*** Raw data ***

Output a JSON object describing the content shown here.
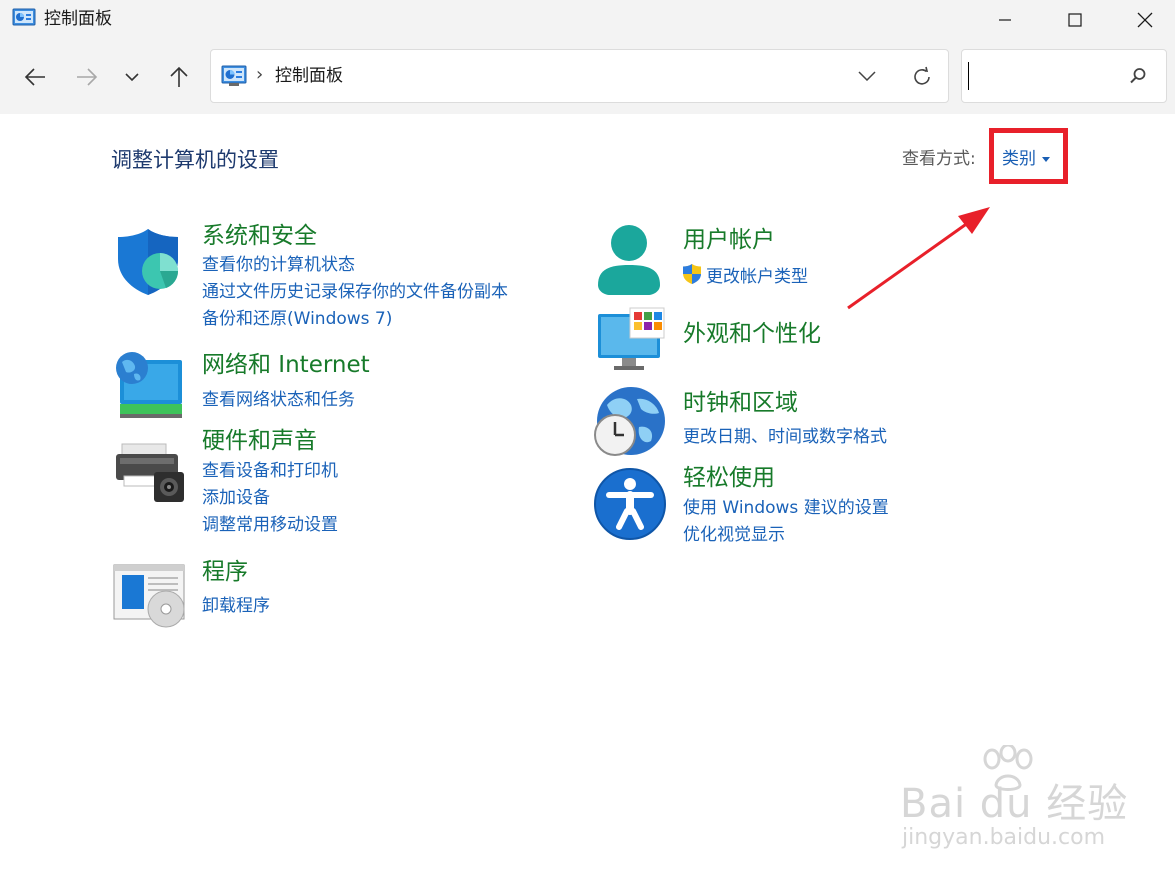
{
  "window": {
    "title": "控制面板"
  },
  "address": {
    "separator": "›",
    "path": "控制面板"
  },
  "search": {
    "placeholder": ""
  },
  "content": {
    "page_title": "调整计算机的设置",
    "view_by_label": "查看方式:",
    "view_by_value": "类别"
  },
  "categories": [
    {
      "id": "system-security",
      "title": "系统和安全",
      "icon": "shield-icon",
      "links": [
        "查看你的计算机状态",
        "通过文件历史记录保存你的文件备份副本",
        "备份和还原(Windows 7)"
      ]
    },
    {
      "id": "network",
      "title": "网络和 Internet",
      "icon": "network-globe-icon",
      "links": [
        "查看网络状态和任务"
      ]
    },
    {
      "id": "hardware",
      "title": "硬件和声音",
      "icon": "printer-icon",
      "links": [
        "查看设备和打印机",
        "添加设备",
        "调整常用移动设置"
      ]
    },
    {
      "id": "programs",
      "title": "程序",
      "icon": "programs-disc-icon",
      "links": [
        "卸载程序"
      ]
    },
    {
      "id": "user-accounts",
      "title": "用户帐户",
      "icon": "user-icon",
      "links": [
        "更改帐户类型"
      ]
    },
    {
      "id": "appearance",
      "title": "外观和个性化",
      "icon": "monitor-palette-icon",
      "links": []
    },
    {
      "id": "clock-region",
      "title": "时钟和区域",
      "icon": "globe-clock-icon",
      "links": [
        "更改日期、时间或数字格式"
      ]
    },
    {
      "id": "ease-of-access",
      "title": "轻松使用",
      "icon": "accessibility-icon",
      "links": [
        "使用 Windows 建议的设置",
        "优化视觉显示"
      ]
    }
  ],
  "watermark": {
    "brand": "Bai du 经验",
    "url": "jingyan.baidu.com"
  },
  "colors": {
    "category_title": "#177a2a",
    "link": "#1a62b8",
    "page_title": "#1e3a6e",
    "highlight": "#e8202a"
  }
}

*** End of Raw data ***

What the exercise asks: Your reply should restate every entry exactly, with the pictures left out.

Output below:
Output a JSON object describing the content shown here.
{
  "window": {
    "title": "控制面板"
  },
  "address": {
    "separator": "›",
    "path": "控制面板"
  },
  "search": {
    "placeholder": ""
  },
  "content": {
    "page_title": "调整计算机的设置",
    "view_by_label": "查看方式:",
    "view_by_value": "类别"
  },
  "categories": [
    {
      "id": "system-security",
      "title": "系统和安全",
      "icon": "shield-icon",
      "links": [
        "查看你的计算机状态",
        "通过文件历史记录保存你的文件备份副本",
        "备份和还原(Windows 7)"
      ]
    },
    {
      "id": "network",
      "title": "网络和 Internet",
      "icon": "network-globe-icon",
      "links": [
        "查看网络状态和任务"
      ]
    },
    {
      "id": "hardware",
      "title": "硬件和声音",
      "icon": "printer-icon",
      "links": [
        "查看设备和打印机",
        "添加设备",
        "调整常用移动设置"
      ]
    },
    {
      "id": "programs",
      "title": "程序",
      "icon": "programs-disc-icon",
      "links": [
        "卸载程序"
      ]
    },
    {
      "id": "user-accounts",
      "title": "用户帐户",
      "icon": "user-icon",
      "links": [
        "更改帐户类型"
      ]
    },
    {
      "id": "appearance",
      "title": "外观和个性化",
      "icon": "monitor-palette-icon",
      "links": []
    },
    {
      "id": "clock-region",
      "title": "时钟和区域",
      "icon": "globe-clock-icon",
      "links": [
        "更改日期、时间或数字格式"
      ]
    },
    {
      "id": "ease-of-access",
      "title": "轻松使用",
      "icon": "accessibility-icon",
      "links": [
        "使用 Windows 建议的设置",
        "优化视觉显示"
      ]
    }
  ],
  "watermark": {
    "brand": "Bai du 经验",
    "url": "jingyan.baidu.com"
  },
  "colors": {
    "category_title": "#177a2a",
    "link": "#1a62b8",
    "page_title": "#1e3a6e",
    "highlight": "#e8202a"
  }
}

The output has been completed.